Of all the taxes in ObamaCare, none is more onerous than the whopping 40 percent Cadillac tax on the more generous employer-provided health care plans, which often are union plans.
The now-famous former outside adviser on ObamaCare, Jonathan Gruber of MIT, spoke about the Cadillac tax before an audience at the Pioneer Institute in 2011, saying, "It turns out politically, it's really hard to get rid of. And the only way we could get rid of it was first by mislabeling it, calling it a tax on insurance plans rather than a tax on people, when we all know it's a tax on people who hold those insurance plans."
He called that a "clever" exploitation of Americans' "lack of economic understanding."
Later, Gruber said because the tax was a potential political nightmare, the president wanted to phase it in to draw less fire.
A Cadillac plan is one that costs about $23,000 for a family of four. Unions would be hardest hit because they've negotiated generous health benefits, which are tax free, in place of increased wages, on which taxes must be paid.
Jim Capretta of the Ethics and Public Policy Center, said,"many unions have complained that this is going to hit them disproportionately because they collectively bargained rather generous insurance plans through their companies."
But the tax is so large -- $80 billion between now and 2023 -- that the moment the law was passed, private employers started shifting more costs to their workers in the form of increased deductibles and co-pays in hopes of avoiding the tax.
Health economist John Goodman said, "I think no one will pay it. Instead of providing more generous benefits and paying 40 percent tax to the government, the company will simply offer less generous health insurance."
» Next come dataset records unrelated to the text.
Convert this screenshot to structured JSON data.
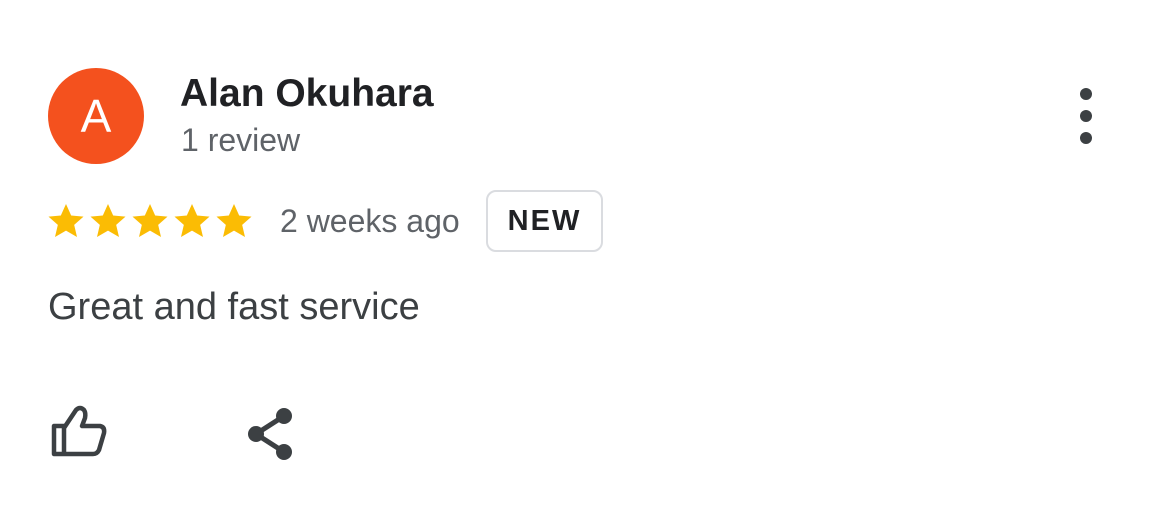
{
  "reviewer": {
    "avatar_letter": "A",
    "avatar_color": "#F4511E",
    "name": "Alan Okuhara",
    "review_count": "1 review"
  },
  "review": {
    "rating": 5,
    "max_rating": 5,
    "star_color": "#FBBC04",
    "date": "2 weeks ago",
    "badge": "NEW",
    "text": "Great and fast service"
  },
  "actions": {
    "more_icon": "more-vertical-icon",
    "like_icon": "thumb-up-icon",
    "share_icon": "share-icon"
  }
}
But about half of all union workers are in public employee unions, which means the taxpayer is the ultimate employer and may bear the burden of the tax.
"In New York City, by 2028, ten years after the Cadillac tax is in effect, they're estimating the cost at half a billion dollars just for this excise tax under ObamaCare,” said Rosemary Gibson of the Hastings Center.
And across New York state, the tax will hit many more people, including 160 school districts.
"So think about it, Gibson said, “what are the options for these school districts?"
The answer is to raise property and other taxes -- or cut health benefits, meaning new union contracts have to be negotiated.
Some Republican proposals would also deal with Cadillac plans but with a lighter hand -- allowing tax free insurance, but only up to a certain level.
"What some Republicans’ plans do is they allow you to have a certain amount of health insurance tax free, it's excluded from your taxable income," said Goodman. "You go above that, you have to pay taxes on that."
So if there were a limit of $20,000 of tax free insurance and a Cadillac plan was $23,000 for a family of four, the family would pay tax on the additional $3,000.
And that would mean a far lower cost for most union members than having their health benefits cut by employers in order to avoid the tax.
Jim Angle currently serves as chief national correspondent for Fox News Channel (FNC). He joined FNC in 1996 as a senior White House correspondent.